Eyewitnesses spotted the beast in Camden and in Bristol, Pennsylvania, and in both cities police fired on it but did not manage to bring it down. A few days later it reappeared in Camden, attacking a late night meeting of a social club and then flying away. Earlier that day it had appeared in Haddon Heights, terrorizing a trolley car full of passengers before flying away. Witnesses claimed that it looked like a large flying kangaroo. Another trolley car-full of people saw it in Burlington when it scurried across the tracks in front of their car. In West Collingswood it appeared on the roof of a house and was described as an ostrich-like creature. Firemen turned their hose upon it, but it attacked them and then flew away. The entire week people reported that their livestock, particularly their chickens, were being slaughtered. This was most widespread in the towns of Bridgeton and Millville.
The marauding misanthrope reappeared later in the week in Camden, where a local woman found the beast attempting to eat her dog. She hit it with a broomstick and it flew away.
While there has not since been another week to match the frequency, fervor, and intensity of the January 1909 rampage, numerous sightings of the Jersey Devil have continued to be reported to this day. The tale of the Devil has spread beyond the Pine Barrens and has been embraced by all of New Jersey, even to the point where it has been largely commercialized. The Devil is portrayed in toys, on t-shirts, and is even the subject of his own feature film.
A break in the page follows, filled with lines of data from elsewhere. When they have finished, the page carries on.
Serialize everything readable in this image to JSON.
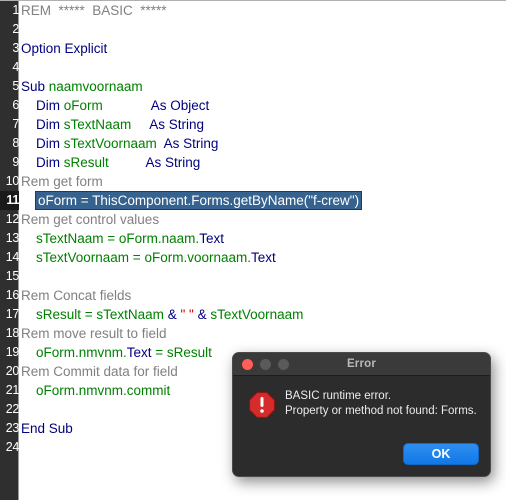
{
  "editor": {
    "name": "basic-code-editor",
    "colors": {
      "background": "#ffffff",
      "gutter_background": "#2f2f2f",
      "gutter_text": "#ffffff",
      "keyword": "#00007f",
      "identifier": "#008000",
      "comment": "#808080",
      "string": "#cc0000",
      "selection": "#35628f"
    },
    "active_line": 11,
    "lines": [
      {
        "no": "1",
        "tokens": [
          {
            "t": "REM  *****  BASIC  *****",
            "c": "rem"
          }
        ]
      },
      {
        "no": "2",
        "tokens": []
      },
      {
        "no": "3",
        "tokens": [
          {
            "t": "Option Explicit",
            "c": "kw"
          }
        ]
      },
      {
        "no": "4",
        "tokens": []
      },
      {
        "no": "5",
        "tokens": [
          {
            "t": "Sub ",
            "c": "kw"
          },
          {
            "t": "naamvoornaam",
            "c": "id"
          }
        ]
      },
      {
        "no": "6",
        "tokens": [
          {
            "t": "    Dim ",
            "c": "kw"
          },
          {
            "t": "oForm",
            "c": "id"
          },
          {
            "t": "             ",
            "c": "op"
          },
          {
            "t": "As Object",
            "c": "kw"
          }
        ]
      },
      {
        "no": "7",
        "tokens": [
          {
            "t": "    Dim ",
            "c": "kw"
          },
          {
            "t": "sTextNaam",
            "c": "id"
          },
          {
            "t": "     ",
            "c": "op"
          },
          {
            "t": "As String",
            "c": "kw"
          }
        ]
      },
      {
        "no": "8",
        "tokens": [
          {
            "t": "    Dim ",
            "c": "kw"
          },
          {
            "t": "sTextVoornaam",
            "c": "id"
          },
          {
            "t": "  ",
            "c": "op"
          },
          {
            "t": "As String",
            "c": "kw"
          }
        ]
      },
      {
        "no": "9",
        "tokens": [
          {
            "t": "    Dim ",
            "c": "kw"
          },
          {
            "t": "sResult",
            "c": "id"
          },
          {
            "t": "          ",
            "c": "op"
          },
          {
            "t": "As String",
            "c": "kw"
          }
        ]
      },
      {
        "no": "10",
        "tokens": [
          {
            "t": "Rem get form",
            "c": "rem"
          }
        ]
      },
      {
        "no": "11",
        "selected": true,
        "sel_indent": "    ",
        "tokens": [
          {
            "t": "oForm = ThisComponent.Forms.getByName(\"f-crew\")",
            "c": "id"
          }
        ]
      },
      {
        "no": "12",
        "tokens": [
          {
            "t": "Rem get control values",
            "c": "rem"
          }
        ]
      },
      {
        "no": "13",
        "tokens": [
          {
            "t": "    sTextNaam = oForm.naam.",
            "c": "id"
          },
          {
            "t": "Text",
            "c": "kw"
          }
        ]
      },
      {
        "no": "14",
        "tokens": [
          {
            "t": "    sTextVoornaam = oForm.voornaam.",
            "c": "id"
          },
          {
            "t": "Text",
            "c": "kw"
          }
        ]
      },
      {
        "no": "15",
        "tokens": []
      },
      {
        "no": "16",
        "tokens": [
          {
            "t": "Rem Concat fields",
            "c": "rem"
          }
        ]
      },
      {
        "no": "17",
        "tokens": [
          {
            "t": "    sResult = sTextNaam ",
            "c": "id"
          },
          {
            "t": "&",
            "c": "kw"
          },
          {
            "t": " ",
            "c": "id"
          },
          {
            "t": "\" \"",
            "c": "str"
          },
          {
            "t": " ",
            "c": "id"
          },
          {
            "t": "&",
            "c": "kw"
          },
          {
            "t": " sTextVoornaam",
            "c": "id"
          }
        ]
      },
      {
        "no": "18",
        "tokens": [
          {
            "t": "Rem move result to field",
            "c": "rem"
          }
        ]
      },
      {
        "no": "19",
        "tokens": [
          {
            "t": "    oForm.nmvnm.",
            "c": "id"
          },
          {
            "t": "Text",
            "c": "kw"
          },
          {
            "t": " = sResult",
            "c": "id"
          }
        ]
      },
      {
        "no": "20",
        "tokens": [
          {
            "t": "Rem Commit data for field",
            "c": "rem"
          }
        ]
      },
      {
        "no": "21",
        "tokens": [
          {
            "t": "    oForm.nmvnm.commit",
            "c": "id"
          }
        ]
      },
      {
        "no": "22",
        "tokens": []
      },
      {
        "no": "23",
        "tokens": [
          {
            "t": "End Sub",
            "c": "kw"
          }
        ]
      },
      {
        "no": "24",
        "tokens": []
      }
    ]
  },
  "dialog": {
    "title": "Error",
    "icon": "error-stop-icon",
    "message_line1": "BASIC runtime error.",
    "message_line2": "Property or method not found: Forms.",
    "ok_label": "OK",
    "colors": {
      "window": "#2c2c2c",
      "titlebar": "#3a3a3a",
      "close_button": "#ff5f57",
      "disabled_button": "#5a5a5a",
      "ok_button": "#1278e8",
      "icon": "#d82c2c"
    }
  }
}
Most famously, the Devil has lent its name to New Jersey’s NHL hockey team.
There are several stories of encounters on the website Weird New Jersey (see source below). There is also a video of a documentary produced by Weird New Jersey.
Here is a video from Youtube which was on the History Channel.